■ **EXERCISE**
Where a line of the data below has the string "heading", copy that line.

■ **INFORMATION SUPPLIED**
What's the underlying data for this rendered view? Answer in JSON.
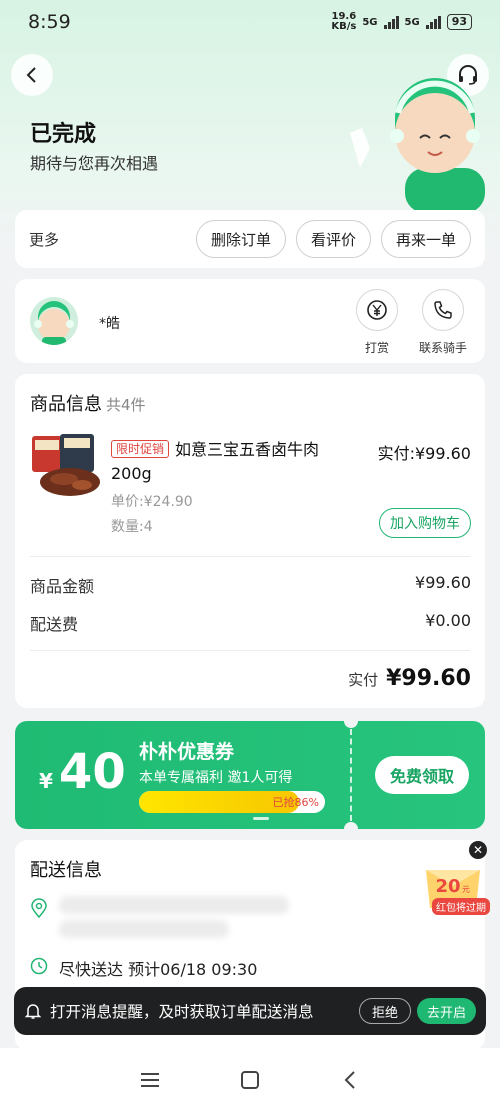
{
  "status_bar": {
    "time": "8:59",
    "net_speed_value": "19.6",
    "net_speed_unit": "KB/s",
    "net1": "5G",
    "net2": "5G",
    "battery": "93"
  },
  "header": {
    "title": "已完成",
    "subtitle": "期待与您再次相遇"
  },
  "more_bar": {
    "label": "更多",
    "buttons": [
      "删除订单",
      "看评价",
      "再来一单"
    ]
  },
  "rider": {
    "name": "*皓",
    "tip_label": "打赏",
    "contact_label": "联系骑手"
  },
  "goods": {
    "title": "商品信息",
    "count": "共4件",
    "item": {
      "promo_tag": "限时促销",
      "name": "如意三宝五香卤牛肉200g",
      "pay": "实付:¥99.60",
      "unit_price": "单价:¥24.90",
      "quantity": "数量:4",
      "add_cart": "加入购物车"
    },
    "amount_label": "商品金额",
    "amount_value": "¥99.60",
    "delivery_fee_label": "配送费",
    "delivery_fee_value": "¥0.00",
    "total_label": "实付",
    "total_value": "¥99.60"
  },
  "coupon": {
    "currency": "¥",
    "amount": "40",
    "title": "朴朴优惠券",
    "desc": "本单专属福利 邀1人可得",
    "progress_text": "已抢86%",
    "progress_fraction": 0.86,
    "button": "免费领取",
    "color": "#22bf78"
  },
  "delivery": {
    "title": "配送信息",
    "time_text": "尽快送达 预计06/18 09:30"
  },
  "red_packet": {
    "amount": "20",
    "unit": "元",
    "label": "红包将过期"
  },
  "toast": {
    "text": "打开消息提醒，及时获取订单配送消息",
    "reject": "拒绝",
    "open": "去开启"
  },
  "colors": {
    "brand_green": "#1fb873",
    "promo_red": "#e0453e"
  }
}
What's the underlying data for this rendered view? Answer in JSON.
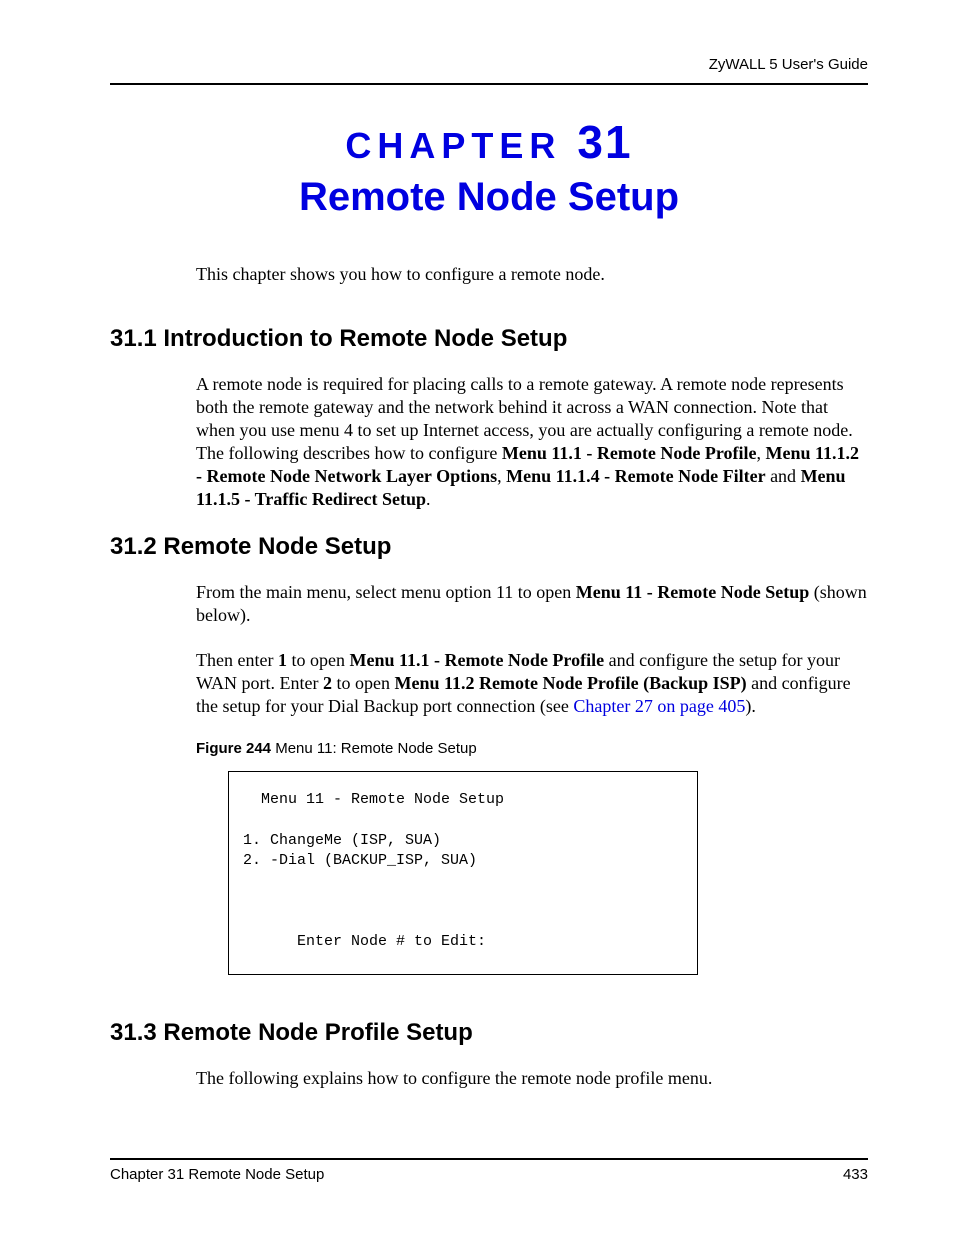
{
  "header": {
    "running_head": "ZyWALL 5 User's Guide"
  },
  "chapter": {
    "label_word": "CHAPTER",
    "label_number": "31",
    "title": "Remote Node Setup"
  },
  "intro_text": "This chapter shows you how to configure a remote node.",
  "sections": {
    "s1": {
      "heading": "31.1  Introduction to Remote Node Setup",
      "p1_a": "A remote node is required for placing calls to a remote gateway. A remote node represents both the remote gateway and the network behind it across a WAN connection. Note that when you use menu 4 to set up Internet access, you are actually configuring a remote node. The following describes how to configure ",
      "p1_b1": "Menu 11.1 - Remote Node Profile",
      "p1_c": ", ",
      "p1_b2": "Menu 11.1.2 - Remote Node Network Layer Options",
      "p1_d": ", ",
      "p1_b3": "Menu 11.1.4 - Remote Node Filter",
      "p1_e": " and ",
      "p1_b4": "Menu 11.1.5 - Traffic Redirect Setup",
      "p1_f": "."
    },
    "s2": {
      "heading": "31.2  Remote Node Setup",
      "p1_a": "From the main menu, select menu option 11 to open ",
      "p1_b1": "Menu 11 - Remote Node Setup",
      "p1_c": " (shown below).",
      "p2_a": "Then enter ",
      "p2_b1": "1",
      "p2_c": " to open ",
      "p2_b2": "Menu 11.1 - Remote Node Profile",
      "p2_d": " and configure the setup for your WAN port. Enter ",
      "p2_b3": "2",
      "p2_e": " to open ",
      "p2_b4": "Menu 11.2 Remote Node Profile (Backup ISP)",
      "p2_f": " and configure the setup for your Dial Backup port connection (see ",
      "p2_link": "Chapter 27 on page 405",
      "p2_g": ")."
    },
    "s3": {
      "heading": "31.3  Remote Node Profile Setup",
      "p1": "The following explains how to configure the remote node profile menu."
    }
  },
  "figure": {
    "caption_bold": "Figure 244",
    "caption_rest": "   Menu 11: Remote Node Setup",
    "box_text": "  Menu 11 - Remote Node Setup\n\n1. ChangeMe (ISP, SUA)\n2. -Dial (BACKUP_ISP, SUA)\n\n\n\n      Enter Node # to Edit:"
  },
  "footer": {
    "left": "Chapter 31 Remote Node Setup",
    "right": "433"
  }
}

■ **SOLUTION**
      "heading": "31.1  Introduction to Remote Node Setup",
      "heading": "31.2  Remote Node Setup",
      "heading": "31.3  Remote Node Profile Setup",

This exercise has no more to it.